Also near where we parked as this Birch which had all the hallmarks of Betula celtiberica (now Betula pubescens subspecies celtiberica I believe).

The older members of the party took the easier route to the headwaters of the Rhiangoll, crossing over a low part of the Dragon's Back, but young Steph offered to take a look higher up and found this on rocks.
Hairy Rock-cress, Berwr-y-cerrig blewog or Arabis hirsuta
- the first record for this 10km square since Shiela Leitch found it not far away at a similar height in 1972.


Then some explorations near the Wye at Newbridge with Ray Woods where we saw another water-crowfoot in a quiet bend in the river.
Common Water-crowfoot, Crafanc-y-frân y dŵr or Ranunculus aquatilis

Ray took us to see the Stone Bramble that grows in a wood there.
Stone Bramble, Corfiaren or Rubus saxatilis


Finally to a section of the A40 - or the paths and streams either side of it between Trecastle and Halfway. I had just had a report of a splendid display of Pyrenean Lilies just by the road so we had to check that out.

Pyrenean Lily, Lili ddrewllyd or Lilium pyrenaicum
Obviously not native but equally obviously happy in their new home.

The Honeysuckle could be quite rampant.
Honeysuckle, Gwyddfid or Lonicera periclymenum
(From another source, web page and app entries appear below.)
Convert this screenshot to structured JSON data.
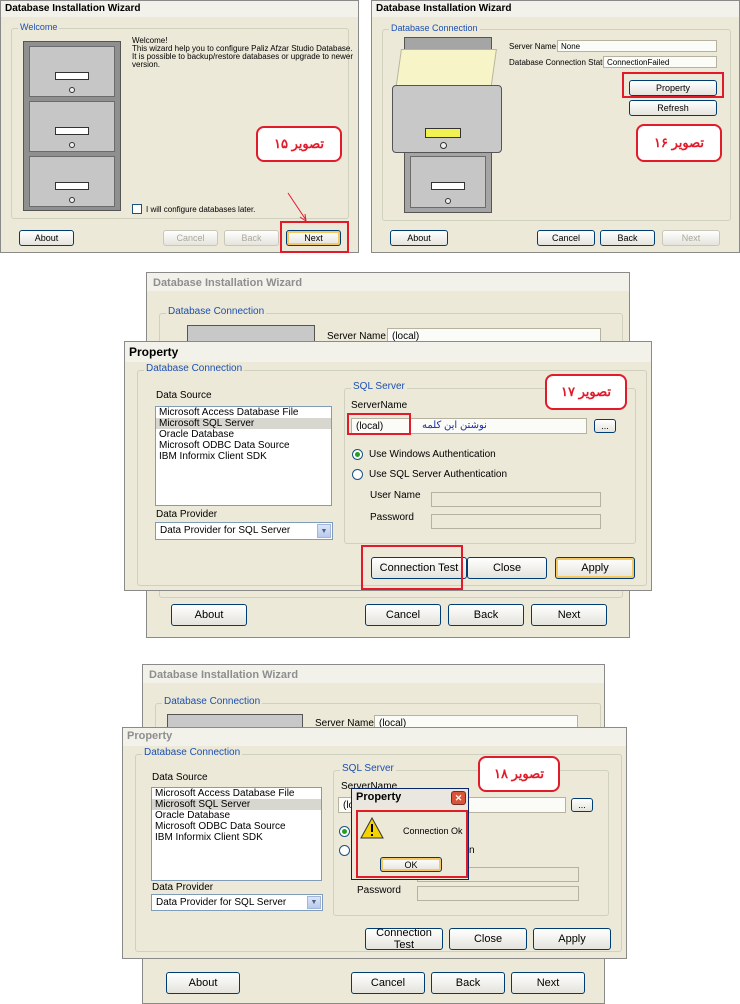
{
  "panel15": {
    "title": "Database Installation Wizard",
    "group": "Welcome",
    "welcome_lines": [
      "Welcome!",
      "This wizard help you to configure Paliz Afzar Studio Database.",
      "It is possible to backup/restore databases or upgrade to newer",
      "version."
    ],
    "checkbox_label": "I will configure databases later.",
    "about": "About",
    "cancel": "Cancel",
    "back": "Back",
    "next": "Next",
    "callout": "تصویر ۱۵"
  },
  "panel16": {
    "title": "Database Installation Wizard",
    "group": "Database Connection",
    "server_name_label": "Server Name",
    "server_name_value": "None",
    "status_label": "Database Connection Status",
    "status_value": "ConnectionFailed",
    "property": "Property",
    "refresh": "Refresh",
    "about": "About",
    "cancel": "Cancel",
    "back": "Back",
    "next": "Next",
    "callout": "تصویر ۱۶"
  },
  "panel17": {
    "bg_title": "Database Installation Wizard",
    "bg_group": "Database Connection",
    "bg_server_label": "Server Name",
    "bg_server_value": "(local)",
    "title": "Property",
    "group": "Database Connection",
    "data_source_label": "Data Source",
    "data_sources": [
      "Microsoft Access Database File",
      "Microsoft SQL Server",
      "Oracle Database",
      "Microsoft ODBC Data Source",
      "IBM Informix Client SDK"
    ],
    "selected_index": 1,
    "data_provider_label": "Data Provider",
    "data_provider_value": "Data Provider for SQL Server",
    "sql_group": "SQL Server",
    "server_name_label": "ServerName",
    "server_name_value": "(local)",
    "annotation": "نوشتن این کلمه",
    "browse": "...",
    "win_auth": "Use Windows Authentication",
    "sql_auth": "Use SQL Server Authentication",
    "user_name": "User Name",
    "password": "Password",
    "connection_test": "Connection Test",
    "close": "Close",
    "apply": "Apply",
    "about": "About",
    "cancel": "Cancel",
    "back": "Back",
    "next": "Next",
    "callout": "تصویر ۱۷"
  },
  "panel18": {
    "bg_title": "Database Installation Wizard",
    "bg_group": "Database Connection",
    "bg_server_label": "Server Name",
    "bg_server_value": "(local)",
    "title": "Property",
    "group": "Database Connection",
    "data_source_label": "Data Source",
    "data_sources": [
      "Microsoft Access Database File",
      "Microsoft SQL Server",
      "Oracle Database",
      "Microsoft ODBC Data Source",
      "IBM Informix Client SDK"
    ],
    "selected_index": 1,
    "data_provider_label": "Data Provider",
    "data_provider_value": "Data Provider for SQL Server",
    "sql_group": "SQL Server",
    "server_name_label": "ServerName",
    "server_name_value": "(lo",
    "browse": "...",
    "auth_partial": "n",
    "password": "Password",
    "connection_test": "Connection Test",
    "close": "Close",
    "apply": "Apply",
    "about": "About",
    "cancel": "Cancel",
    "back": "Back",
    "next": "Next",
    "msg_title": "Property",
    "msg_text": "Connection Ok",
    "msg_ok": "OK",
    "callout": "تصویر ۱۸"
  }
}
Needless to say a lot of records were made - many of them being plants that haven't been recorded for some time in the areas we visited.